Programmatic technology has revolutionized the digital ad world, to the point where many are expecting similar waves of change in the traditional media world. Programmatic tech and audience data models have the power to disrupt the print, radio, TV and out of home markets and also serve as a foundational force in any advertising models applied to the Internet of Things.
But that’s the future. Marketers took the long road to programmatic in both display and video, and it will take more time for traditional channels to begin shifting towards programmatic. Anyone expecting 2016 to be the year that media goes full on programmatic is bound to be disappointed. This year will be a transformational one, but not in terms of traditional ad budgets. The industry continues to strengthen the programmatic foundation this year through acquisitions, infrastructure, and transparency.

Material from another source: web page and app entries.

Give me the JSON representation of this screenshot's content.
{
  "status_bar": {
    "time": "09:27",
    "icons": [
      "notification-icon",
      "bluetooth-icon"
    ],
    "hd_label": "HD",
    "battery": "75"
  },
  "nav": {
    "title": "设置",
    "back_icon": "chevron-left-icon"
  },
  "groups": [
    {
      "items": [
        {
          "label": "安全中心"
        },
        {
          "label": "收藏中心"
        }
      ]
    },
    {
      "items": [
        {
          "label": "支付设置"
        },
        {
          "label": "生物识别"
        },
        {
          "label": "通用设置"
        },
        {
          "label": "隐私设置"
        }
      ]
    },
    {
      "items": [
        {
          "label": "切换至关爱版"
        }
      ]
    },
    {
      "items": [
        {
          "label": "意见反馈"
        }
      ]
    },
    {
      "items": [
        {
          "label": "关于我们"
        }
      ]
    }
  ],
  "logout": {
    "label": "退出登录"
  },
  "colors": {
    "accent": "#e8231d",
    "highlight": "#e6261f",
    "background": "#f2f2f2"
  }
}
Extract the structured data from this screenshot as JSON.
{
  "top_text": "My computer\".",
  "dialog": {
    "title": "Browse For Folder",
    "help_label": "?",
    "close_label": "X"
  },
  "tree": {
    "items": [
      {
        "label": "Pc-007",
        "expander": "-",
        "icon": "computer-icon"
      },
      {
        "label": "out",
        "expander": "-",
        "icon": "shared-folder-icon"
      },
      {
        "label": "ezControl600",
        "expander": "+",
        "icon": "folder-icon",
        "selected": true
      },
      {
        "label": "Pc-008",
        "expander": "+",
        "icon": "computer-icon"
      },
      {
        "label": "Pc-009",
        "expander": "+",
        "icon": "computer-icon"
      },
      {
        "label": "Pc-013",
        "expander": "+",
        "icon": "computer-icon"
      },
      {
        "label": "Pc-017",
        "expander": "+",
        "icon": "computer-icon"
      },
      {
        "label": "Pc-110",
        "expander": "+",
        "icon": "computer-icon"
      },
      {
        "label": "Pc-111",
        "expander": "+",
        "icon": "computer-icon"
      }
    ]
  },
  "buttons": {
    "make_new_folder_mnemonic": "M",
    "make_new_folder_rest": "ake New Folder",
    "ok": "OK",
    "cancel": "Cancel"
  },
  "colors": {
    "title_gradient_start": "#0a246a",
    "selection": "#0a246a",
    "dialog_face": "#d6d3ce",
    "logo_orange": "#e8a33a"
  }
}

The journey to a fully programmatic landscape starts with workflow. This is the low-hanging fruit, but it’s the necessary first step. Advertising technology innovation has built a solid foundation for display and has now moved on to video and mobile, which are both more complex formats. Building programmatic TV and out-of-home capabilities on top of these existing tech stacks requires new innovation from experienced programmatic teams that have the vision to bridge these channels.
Comcast’s Acquisition of Freewheel
Comcast’s acquisition of Freewheel is one example. The media company undoubtedly sees some value in online video advertising, but the real value in Freewheel’s team lies in the fact that they are already thinking about programmatic TV and can now build those systems within a conglomerate like Comcast.
With that infrastructure in place, we’ll see a rise of super platforms that can identify a consumer across multiple devices and provide advertisers with full funnel attribution models. Like Comcast, Verizon may have a big opportunity here as one of the players that can connect the dots between TV, mobile and the desktop Internet.
Realizing this vision of advertiser utopia will take a lot of acquisition and investment, and marketers will only seriously consider shifting more of their advertising budgets to programmatic channels with these cross-channel pieces in place. Even then, there needs to be a clear benefit in order to drive the change in advertisers buying behaviors. Brands are under increased internal scrutiny. In an era of increased transparency and efficiency, they want more for less. In short, they want less waste. Even though programmatic’s promise is all about efficiency, big budgets aren’t rapidly shifting to more data-driven digital advertising channels just yet, which means marketers don’t feel that technology has matured enough and earned the trust of brands.
Transparency is a huge factor that will tip the scales in this shift. TV doesn’t have the fraud questions currently plaguing online video, but it’s more difficult to get the same performance transparency. Brands know how many of their ads are viewable online, but don’t have that kind of visibility into TV, and certainly not with detailed audience data. The cable operators and TV manufacturers have access to some of this very specific audience data today, but they haven’t unlocked that intelligence for hypertargeting similar to what’s available to digitial advertisers. That data will change how advertisers approach TV and programmatic, and it’s likely to inspire advertisers to slowly abandon ratings points and increase their investment in more granular TV audience data.
The future is bright but there are still too many important pieces missing, which is why 2016 will remain a year of investment, acquisition, plumbing and workflow. There will continue to be lots of moves, possibly including some broadcast companies embracing their future as technology companies, but the budget tipping point is still a ways off.